1780 The giant Mosasaurus dinosaur head was found in the Netherlands near Maastricht.
1780s English plumber, William Watts, built a tower to let fall drops of molten lead to a water well in his cellar to create shot for guns. Just as raindrops turn spherical on falling, so did his lead drops. His tower stood till 1968.
1781 Mar 1, The Continental Congress adopted the Articles of Confederation.
1781 Mar 13, Astronomer William Herschel discovered the planet Uranus, which he named 'Georgium Sidus,' in honor of George III. It is the 7th planet from the sun and revolves around the sun every 84.02 years. It is 14.6 time the size of Earth and has five satellites.
1781 Aug. Lt. Gen. Cornwallis began the defensive earthworks around Yorktown with 8,300 regulars and 2,000 escaped slaves, who believed British victory would mean freedom. The British army numbered 8,700.
1781 Sep 4, 44 Spanish settlers named a tiny village near San Gabriel, Los Angeles. 26 were of African ancestry.
1781 Sept. 5, The British fleet arrived off the Virginia Capes and found 26 French warships in three straggling lines. Rear Adm. Thomas Graves waited for the French to form their battle lines and then fought for 5 days. Outgunned and unnerved he withdrew to New York. The French had some 37 ships and 29,000 soldiers and sailors at Yorktown while Washington had some 11,000 men engaged.
1781 Sept. 16, Lt. Gen. Lord Charles Cornwallis directed the sinking of a fleet of ships at Yorktown to block a French landing and to keep them out of enemy hands.
1781 Sep 28, American forces in the Revolutionary War, backed by a French fleet, began their siege of Yorktown Heights, Va.
1781 Oct (mid), French siege engineers under American command destroyed the British fortifications at Yorktown.
1781 Oct 19, British troops under Lord Cornwallis, surrounded at Yorktown, Va., by American and French regiments numbering 17,600 men, surrendered as the American Revolution neared its end.
1782 Apr 12, The British navy won its only naval engagement against the colonists in the American Revolution at the Battle of Saints, off Dominica.
1782 Apr 19, Netherlands recognized the United States.
1782 Apr 21, Friedrich Froebel, founder of kindergarten, was born.
1782 Jun 20, The US Congress approved the Great Seal of the United States.
1782 Aug 7, General George Washington created the Order of the Purple Heart, a decoration to recognize merit in enlisted men and noncommissioned officers.

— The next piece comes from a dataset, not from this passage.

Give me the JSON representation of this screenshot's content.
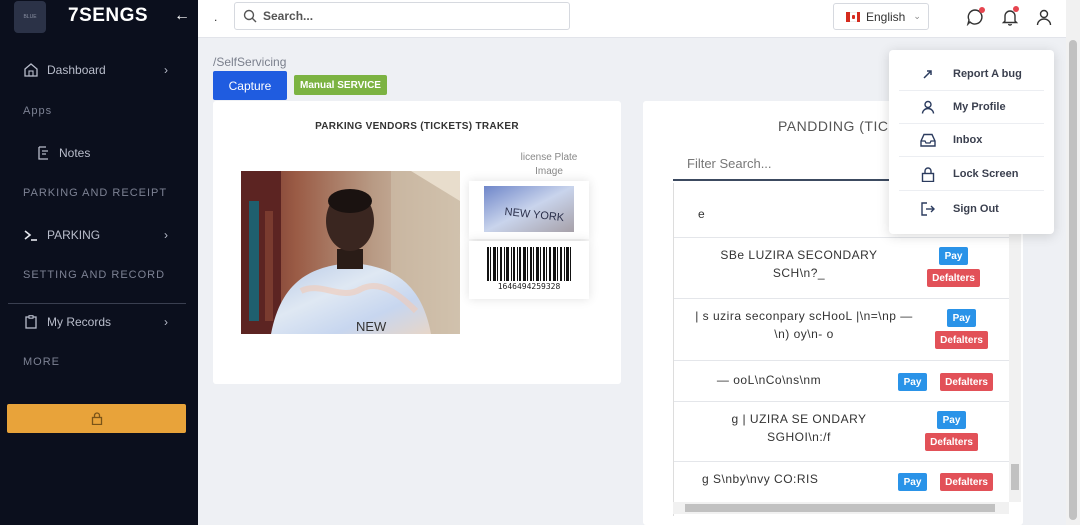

Washington authorized the award of the Purple Heart for soldiers wounded in combat.
1782 The first English Bible in America was published.
1783 Jan 20, The fighting of the Revolutionary War ended. Britain signed a peace agreement with France and Spain, who allied against it in the American War of Independence.
1783 Sep. 3, The Treaty of Paris between the United States and Great Britain officially ended the Revolutionary War. The Treaty of 1783, which formally ended the American Revolution, is also known as the Definitive Treaty of Peace, the Peace of Paris and the Treaty of Versailles. Under the treaty, Great Britain recognized the independence of the United States
1783 Oct 15, Francois Pilatre de Rozier made the first manned flight in a hot air balloon. The first flight was let out to 82 feet, but over the next few days the altitude increased up to 6,500 feet.
1783 Oct 23, Virginia emancipated slaves who fought for independence during the Revolutionary War.
1783 Nov 2, Gen. George Washington issued his "Farewell Address to the Army" near Princeton, N.J.
1783 Nov 21, Jean de Rozier and the Marquis d'Arlandes made the first free-flight ascent in a balloon, to over 500 feet, in Paris.
1783 Nov 25, The British evacuated New York, their last military position in the United States during the Revolutionary War.
1783 Dec 23, George Washington resigned as commander-in-chief of the Army and retired to his home at Mount Vernon, Va.
1783 In the US, Noah Webster's Spelling Book was first
published. As a Grammatical Institute of the English Language, the Spelling Book was
influential in standardizing and differentiating, from the British forms, English spelling
and pronunciation in America